Write the data out again, matching every line exactly.

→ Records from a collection
◇ ◇ ◇

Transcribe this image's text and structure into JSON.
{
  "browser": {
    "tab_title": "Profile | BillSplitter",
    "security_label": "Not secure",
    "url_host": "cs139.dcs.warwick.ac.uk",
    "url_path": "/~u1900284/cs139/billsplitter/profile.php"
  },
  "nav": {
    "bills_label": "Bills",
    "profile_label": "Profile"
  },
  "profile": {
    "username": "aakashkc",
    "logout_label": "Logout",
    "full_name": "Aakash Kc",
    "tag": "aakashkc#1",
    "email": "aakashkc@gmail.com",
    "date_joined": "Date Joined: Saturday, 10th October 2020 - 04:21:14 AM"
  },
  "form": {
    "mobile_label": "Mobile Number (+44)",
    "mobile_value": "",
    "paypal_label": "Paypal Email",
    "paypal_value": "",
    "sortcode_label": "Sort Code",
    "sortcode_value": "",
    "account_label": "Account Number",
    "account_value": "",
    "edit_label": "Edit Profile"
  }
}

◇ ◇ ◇

→ Exercise answer
Transcribe this image's text and structure into JSON.
{
  "browser": {
    "tab_title": "Profile | BillSplitter",
    "security_label": "Not secure",
    "url_host": "cs139.dcs.warwick.ac.uk",
    "url_path": "/~u1900284/cs139/billsplitter/profile.php"
  },
  "nav": {
    "bills_label": "Bills",
    "profile_label": "Profile"
  },
  "profile": {
    "username": "aakashkc",
    "logout_label": "Logout",
    "full_name": "Aakash Kc",
    "tag": "aakashkc#1",
    "email": "aakashkc@gmail.com",
    "date_joined": "Date Joined: Saturday, 10th October 2020 - 04:21:14 AM"
  },
  "form": {
    "mobile_label": "Mobile Number (+44)",
    "mobile_value": "",
    "paypal_label": "Paypal Email",
    "paypal_value": "",
    "sortcode_label": "Sort Code",
    "sortcode_value": "",
    "account_label": "Account Number",
    "account_value": "",
    "edit_label": "Edit Profile"
  }
}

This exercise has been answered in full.